The process of institutional integration of the South Caucasian states into the European community requires masses of time and effort. On the one hand, the region’s countries must strive to meet the European criteria and requirements, which will make it possible for these countries to resolve the problems in their relations with the European Union (when they join it). On the other hand, the EU must free itself from its currently justified worries and concerns regarding undesirable complications during this process when/if it is ultimately crowned by success. In this respect, it would be wise for the states of the region to acquaint themselves with the experience of successful interrelations between the ten countries which joined the European Union in 2004 and this organization.
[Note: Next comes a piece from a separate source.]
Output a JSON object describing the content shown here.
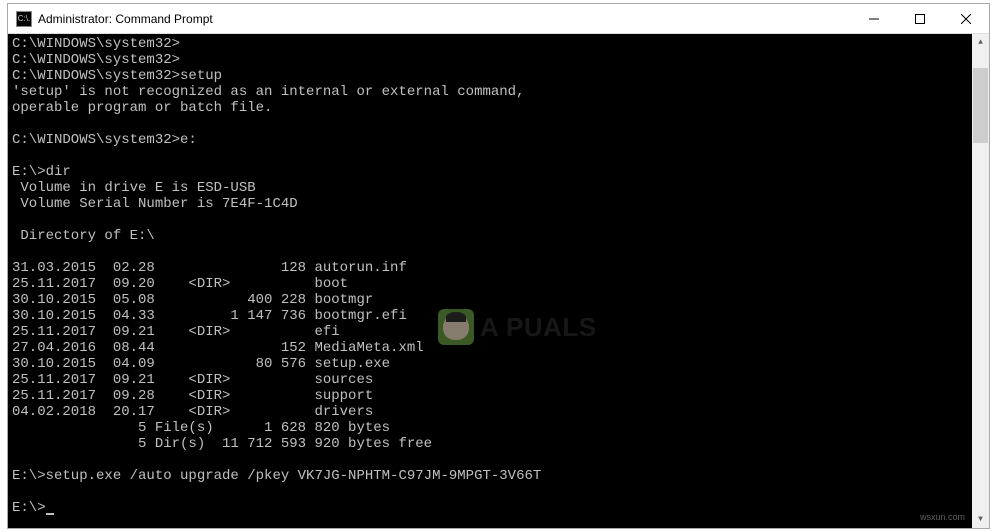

Armenia views European integration not only as institutional integration into the European economy and politics, but also as a way to return to those spiritual values and to that world outlook which linked the country with Europe in the past for a long historical period of time.
1 See: COM (2004) 374 final, Brussels, 12 May, 2004. Back to text
2 See: COM (2003) 104 final, Brussels, 11 March, 2003. Back to text
3 See: K.E. Smith, “The Outsiders: The European Neighbourhood Policy,” International Affairs, Vol. 84, No. 4, 2005, pp. 763-767. Back to text
4 See: A Secure Europe in a Better World: European Security Strategy, Part II, Strategic Objectives: Building Security in Our Neighbourhood, Brussels, 12 December, 2003. Back to text
5 See: EU Security and Defense Policy: The First Five Years (1999-2004), ed. by N. Gnesotto, ISS-EU, Paris, 2004, p. 51. Back to text
6 See: European Neighbourhood Policy Country Report, Armenia, COM (2005) xxxxxx. Back to text
7 European Neighbourhood Policy Recommendations for Armenia, Azerbaijan, Georgia and for Egypt and Lebanon, Communication from the Commission to the Council. COM (2005) xxx, xx February 2005. Back to text
8 See: D. Lynch, “The EU: Toward a Strategy,” The South Caucasus: A Challenge for the EU, Chaillot Papers, No. 65, ISS-EU, Paris, December 2003, pp. 171-179. Back to text